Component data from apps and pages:
────

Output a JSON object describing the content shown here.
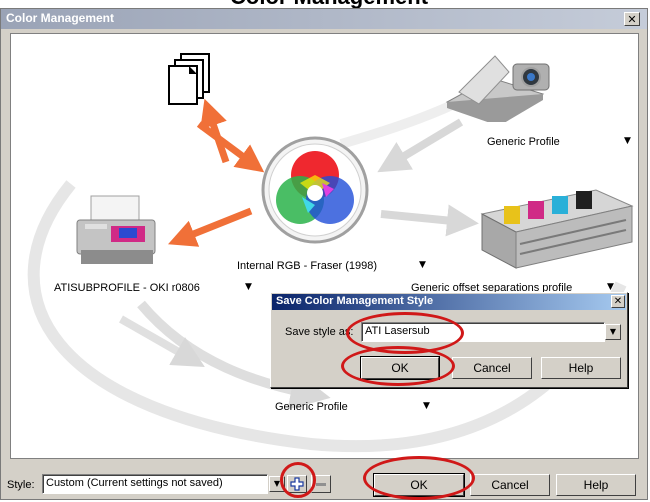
{
  "page_heading": "Color Management",
  "window": {
    "title": "Color Management",
    "close_glyph": "✕"
  },
  "diagram": {
    "input_profile": "Generic Profile",
    "internal_rgb": "Internal RGB - Fraser (1998)",
    "printer_profile": "ATISUBPROFILE - OKI r0806",
    "separations_profile": "Generic offset separations profile",
    "monitor_profile": "Generic Profile",
    "dropdown_glyph": "▼",
    "icons": [
      "documents-icon",
      "scanner-camera-icon",
      "color-wheel-icon",
      "printer-icon",
      "press-icon"
    ]
  },
  "save_dialog": {
    "title": "Save Color Management Style",
    "label": "Save style as:",
    "value": "ATI Lasersub",
    "ok": "OK",
    "cancel": "Cancel",
    "help": "Help"
  },
  "bottom": {
    "style_label": "Style:",
    "style_value": "Custom (Current settings not saved)",
    "ok": "OK",
    "cancel": "Cancel",
    "help": "Help"
  },
  "colors": {
    "highlight_ring": "#d01818",
    "arrow_orange": "#f07038",
    "arrow_gray": "#d8d8d8"
  }
}
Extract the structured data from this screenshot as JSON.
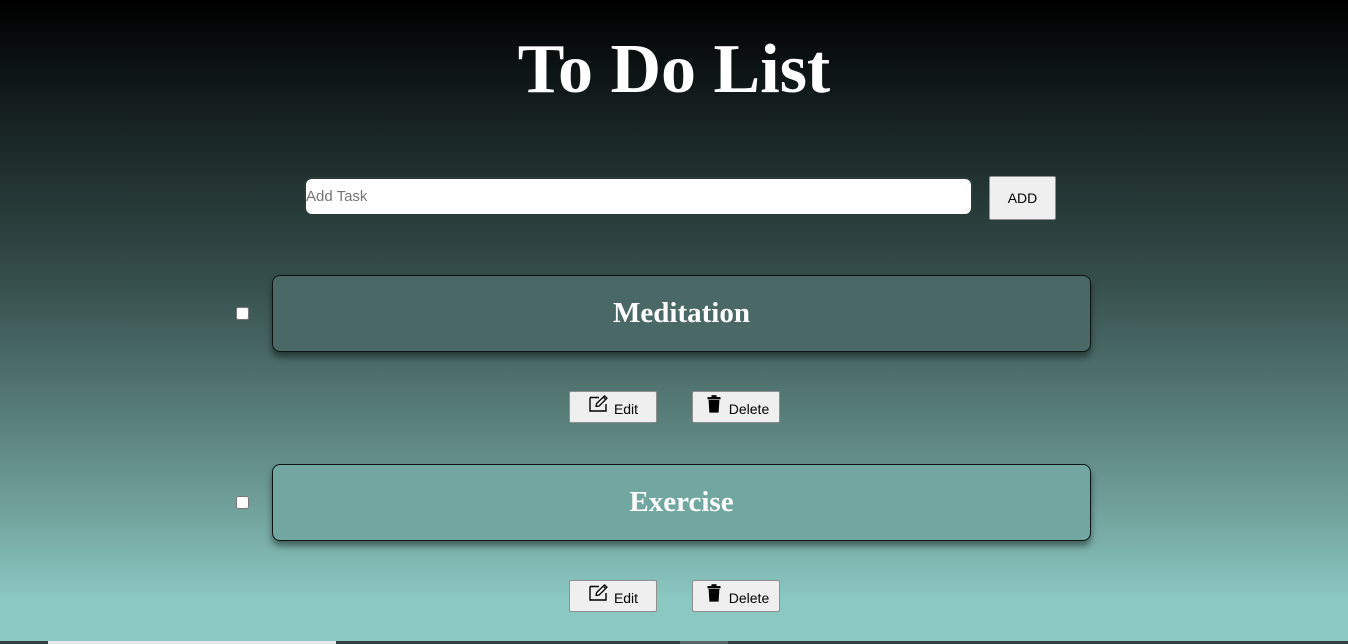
{
  "app": {
    "title": "To Do List"
  },
  "input": {
    "placeholder": "Add Task",
    "value": ""
  },
  "add_button": {
    "label": "ADD"
  },
  "tasks": [
    {
      "title": "Meditation",
      "checked": false,
      "box_color": "#4a6966",
      "edit_label": "Edit",
      "delete_label": "Delete"
    },
    {
      "title": "Exercise",
      "checked": false,
      "box_color": "#72a7a1",
      "edit_label": "Edit",
      "delete_label": "Delete"
    }
  ],
  "icons": {
    "edit": "edit-icon",
    "delete": "trash-icon"
  },
  "colors": {
    "background_top": "#000000",
    "background_bottom": "#8bc8c2",
    "title_text": "#ffffff"
  }
}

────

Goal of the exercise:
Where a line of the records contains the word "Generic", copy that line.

Response to the exercise:
    "input_profile": "Generic Profile",
    "separations_profile": "Generic offset separations profile",
    "monitor_profile": "Generic Profile",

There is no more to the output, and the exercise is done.